Sunday, 25 September 2011

Running Across Borders

It had been nearly 2 weeks since the 100K and I was starting to go stircrazy not running, so after a cheeky afternoon nap (beer at lunchtime always does that to me), I laced up my shoes and checked out if my legs were still talking to me.

I figured that rural Poland was a fairly safe place to run, so took no ID with me, and headed off towards the end of the road in search of softer terrain. I suddenly heard some puffing and panting behind me, and thought that someone else had the idea of running the same way, but when I turned round it wasn’t a runner but a majestic deer. That stopped me in my tracks as I’d never thought a girl vs deer race would be a fair match.

Anyway, after he ran away into the woods, I continued on my way. I wondered whether the Polish road signs had anything important written on them but soon the tarmac ended. There were a couple of stripy posts and a barrier across the main part of the road, but there seemed to be good trails going round either end of it.

These trails joined back together 100m later on a dirt road which descended fairly steeply. As this was exactly the surface I’d been looking for, I skipped along it, waving at an elderly lady who walked past me, stooped and bent double, gathering firewood and carrying it on her back. I didn’t think much of this until I saw another lady in a similar carpet dress also gathering firewood. By this time I’d reached a quiet village with many rickety cottages, but no vehicles on the dirt roads.
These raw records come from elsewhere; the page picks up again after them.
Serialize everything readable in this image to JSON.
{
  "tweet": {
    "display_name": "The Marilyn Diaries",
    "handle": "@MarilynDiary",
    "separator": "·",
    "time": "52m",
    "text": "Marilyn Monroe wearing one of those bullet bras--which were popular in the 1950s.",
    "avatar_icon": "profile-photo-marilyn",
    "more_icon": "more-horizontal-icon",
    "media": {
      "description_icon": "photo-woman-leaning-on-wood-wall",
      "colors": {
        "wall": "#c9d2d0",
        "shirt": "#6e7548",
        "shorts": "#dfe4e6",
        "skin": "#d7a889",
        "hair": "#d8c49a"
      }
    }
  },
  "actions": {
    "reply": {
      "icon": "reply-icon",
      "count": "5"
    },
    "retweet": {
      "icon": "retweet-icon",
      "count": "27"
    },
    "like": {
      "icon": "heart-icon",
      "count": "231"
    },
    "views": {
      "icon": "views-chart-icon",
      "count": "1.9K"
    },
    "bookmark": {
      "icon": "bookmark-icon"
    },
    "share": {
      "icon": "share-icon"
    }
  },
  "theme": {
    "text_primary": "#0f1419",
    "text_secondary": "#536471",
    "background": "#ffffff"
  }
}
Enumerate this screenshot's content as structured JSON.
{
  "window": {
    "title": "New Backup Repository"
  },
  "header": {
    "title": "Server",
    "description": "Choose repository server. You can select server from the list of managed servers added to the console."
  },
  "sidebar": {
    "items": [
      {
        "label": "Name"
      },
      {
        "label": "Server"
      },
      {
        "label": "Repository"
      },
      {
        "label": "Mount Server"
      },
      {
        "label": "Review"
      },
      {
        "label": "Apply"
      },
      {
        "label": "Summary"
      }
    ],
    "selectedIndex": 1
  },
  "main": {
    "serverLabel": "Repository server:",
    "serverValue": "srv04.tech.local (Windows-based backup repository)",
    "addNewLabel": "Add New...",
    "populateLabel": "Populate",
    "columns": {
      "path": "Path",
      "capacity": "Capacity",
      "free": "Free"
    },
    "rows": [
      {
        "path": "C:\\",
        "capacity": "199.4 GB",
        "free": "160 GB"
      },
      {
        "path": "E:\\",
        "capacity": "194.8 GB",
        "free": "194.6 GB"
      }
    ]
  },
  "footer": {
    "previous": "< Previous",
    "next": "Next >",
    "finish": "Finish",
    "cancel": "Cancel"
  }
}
The sign announcing the village was written in Cyrillic script and I realised that I must have crossed the border and left Poland, now being in the Ukraine.
Nobody had said anything to me, or even noticed my presence, but I felt slightly uneasy and headed back the way I’d come, not meeting anyone at all until back to where we were staying. Describing where I’d been to my father and his cousin, they were shocked and alarmed, because not only had I run out of Poland, but I’d run out of the EU carrying no ID and having no way of contacting anyone if I’d got into trouble. They had always been told that people could be arrested or even shot for approaching the border illegally.
To be honest, I thought this was a bit of scare-mongering, so told my dad that I’d show him exactly where I’d been.
The next morning, we walked back up to the end of the road, and my dad explained that all the signs were warning of the approaching border, and that the stripy posts were indeed border markers – 1 in the red and white of Poland, and 1 in the blue and yellow of Ukraine. A car had driven past us as we walked, looped round and sped off. This seemed strange, but when a police car then drove up to us, we realised that we had been spotted and reported. It turns out that it we were going to be arrested and fined for illegally approaching the border, but only some fast talking by my father got us out of it (he also had to prove he had a job in the UK, show his British passport and show that he had previous Ukrainian visas). I could not believe how lucky I had been the day before, so that was the end of my running there!